Wednesday, March 19
A group shares a task. and often one member of the group is the manager or coordinator. Sometimes, these managers hoard information, applying it to their specific assignments, withholding details and benefits from others. That manager also may cherry-pick assignments, avoiding challenges and judging assess in advance. The manager is calculating about when to help an in-group and when to work with an out-group. The manager's efforts to look smart and successful often undermine the organization as a whole. Some members of the out-group will try to join the in-group, but others will drop out of the charade, no longer offering necessary support and critical ideas as they set out on their own, while seeking alternative pay-offs.
"The Evolution of In-Group Favoritism" is a fascinating study of such calculating ways that analyzes such group dynamics with game theory:
Across a variety of scenarios, people tend to be more helpful to members of their own group rather than to those of other groups1, 2, 3, 4, 5. In-group favoritism has been shown to occur based on real-world salient groupings, such as ethnicity6, religiosity7 and political affiliation4, 8, and has also been artificially manufactured in the laboratory using trivial groupings1 ....

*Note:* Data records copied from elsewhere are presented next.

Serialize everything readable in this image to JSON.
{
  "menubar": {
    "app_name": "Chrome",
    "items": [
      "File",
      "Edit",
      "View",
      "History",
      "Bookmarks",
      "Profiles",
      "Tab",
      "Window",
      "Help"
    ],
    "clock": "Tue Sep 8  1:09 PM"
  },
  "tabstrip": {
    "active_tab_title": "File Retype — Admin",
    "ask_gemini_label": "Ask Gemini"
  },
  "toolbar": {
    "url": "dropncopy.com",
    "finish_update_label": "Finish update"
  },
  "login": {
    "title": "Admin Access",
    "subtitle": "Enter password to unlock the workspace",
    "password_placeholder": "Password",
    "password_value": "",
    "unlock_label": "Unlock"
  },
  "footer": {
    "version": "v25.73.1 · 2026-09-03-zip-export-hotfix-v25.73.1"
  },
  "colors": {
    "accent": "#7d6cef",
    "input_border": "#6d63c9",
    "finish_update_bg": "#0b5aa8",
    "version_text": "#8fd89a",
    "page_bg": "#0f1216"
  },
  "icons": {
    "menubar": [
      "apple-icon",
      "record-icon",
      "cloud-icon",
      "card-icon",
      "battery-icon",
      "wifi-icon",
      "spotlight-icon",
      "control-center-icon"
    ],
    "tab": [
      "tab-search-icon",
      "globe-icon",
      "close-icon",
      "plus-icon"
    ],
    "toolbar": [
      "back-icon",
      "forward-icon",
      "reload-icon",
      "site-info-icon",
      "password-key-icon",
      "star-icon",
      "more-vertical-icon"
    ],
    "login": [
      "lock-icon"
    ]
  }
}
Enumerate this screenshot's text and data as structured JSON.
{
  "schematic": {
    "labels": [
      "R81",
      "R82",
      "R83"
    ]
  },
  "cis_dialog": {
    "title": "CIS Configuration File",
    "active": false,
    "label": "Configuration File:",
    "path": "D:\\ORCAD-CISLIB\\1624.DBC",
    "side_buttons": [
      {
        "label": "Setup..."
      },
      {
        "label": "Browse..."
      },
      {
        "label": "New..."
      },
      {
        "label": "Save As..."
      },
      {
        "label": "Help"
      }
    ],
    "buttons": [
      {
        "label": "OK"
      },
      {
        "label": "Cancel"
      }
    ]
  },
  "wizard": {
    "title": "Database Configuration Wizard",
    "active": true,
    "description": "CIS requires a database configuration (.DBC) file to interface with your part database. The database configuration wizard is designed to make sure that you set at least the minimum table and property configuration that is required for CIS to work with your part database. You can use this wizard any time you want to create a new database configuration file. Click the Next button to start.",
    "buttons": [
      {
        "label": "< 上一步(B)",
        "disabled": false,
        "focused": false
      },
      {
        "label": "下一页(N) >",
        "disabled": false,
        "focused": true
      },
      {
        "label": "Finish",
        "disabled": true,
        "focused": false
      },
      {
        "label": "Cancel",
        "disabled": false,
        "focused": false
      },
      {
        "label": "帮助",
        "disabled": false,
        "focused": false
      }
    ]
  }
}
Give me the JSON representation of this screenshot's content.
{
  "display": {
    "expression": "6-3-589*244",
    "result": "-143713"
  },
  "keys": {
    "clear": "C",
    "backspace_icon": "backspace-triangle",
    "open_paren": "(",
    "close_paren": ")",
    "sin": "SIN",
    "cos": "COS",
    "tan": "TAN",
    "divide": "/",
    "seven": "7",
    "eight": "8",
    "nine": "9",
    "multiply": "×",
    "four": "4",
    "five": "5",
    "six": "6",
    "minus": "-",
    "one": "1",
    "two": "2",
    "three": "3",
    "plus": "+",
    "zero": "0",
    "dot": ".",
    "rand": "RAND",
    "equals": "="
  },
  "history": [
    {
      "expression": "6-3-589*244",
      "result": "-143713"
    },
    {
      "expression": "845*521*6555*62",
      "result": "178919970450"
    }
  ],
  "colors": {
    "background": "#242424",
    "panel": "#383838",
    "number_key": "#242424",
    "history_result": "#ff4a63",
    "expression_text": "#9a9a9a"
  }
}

In-group bias is common, yet the implementation of that bias is dynamic and flexible8, 25, 26. Thus culture and cultural evolution27 must play an important role in the evolution of bias. The dynamic nature of bias results from complex social network interactions which play a central role in human societies28, 29, 30, 31, 32, 33, 34, 35, 36, with genetic as well as social components affecting network formation37, 38, 39. Such network dynamics can turn yesterday's allies into today's competitors, and drive former enemies together in the face of a common threat.
Many endeavors allow only one set of winners.
But other endeavors might prevent an array of categories with the perception of "winning." The leader may focus keenly on one aspect for the in-group, say sales, while neglecting other categories, such as long-term reputation or acclaim. Focus on the in-group can inspire members of the out-group to tackle new categories of winning neglected by the calculating leader. And they may also appeal to outside arbiters.
Dynamics of groups can shift as in transforms to out and out transforms to in. In the end, all the favoritism, unfair processes and corruption can be dangerous, simply serving to motivate members of the out-group and strengthen their resolve.
So many scientific studies offer intriguing topics for mystery novels, and this is one of those studies.
Image of Joseph from the Old Testament, being thrown into a pit by 12 brothers who resented their father's favoritism, by David Colyn in 1644, courtesy of Wikimedia Commons.
Friday, March 7
Another entry in the diary - about assisting a farmer girl who was alone, taking her on as a maid - inspired Preus's great-great granddaughter, Margi Preus, to write West of the Moon, the story of Astri who runs away after being sold to a cruel goatman. Preus describes her inspirations and ponders the influence of Norwegian folktales on children's character for Write All the Words! for International Women's Week.
The events that unfold from determination and self-confidence, escape and rescue, observation, assessment and transformation - are the building blocks to plots. Strength of character comes in many forms across cultures - and words like independence, agency, empowerment may not suit all women. We must test our assumptions, because "more often than not, it’s much easier to see and question the traps and obstacles awaiting women of another culture rather than our own," as suggested by another post in the same blog For some protagonists, the risk comes in testing accepted assumptions and new awareness, because as Honor McKitrick Wallace suggests: “Recognition and articulation of one’s desire can be a quest in and of itself."
And the discoveries that come from reading and writing are one of the ways to challenge our assumptions and routines.
By the way, the etymology of the word "assumption" is intriguing in relation to this topic.
Image of the Assumption of Mary, oil on canvas, 1558, by Paolo Veronese, courtesy of Wikimedia Commons.
Read all the posts for International Women's Week in E. Kristin Anderson's blog, Write All the Words!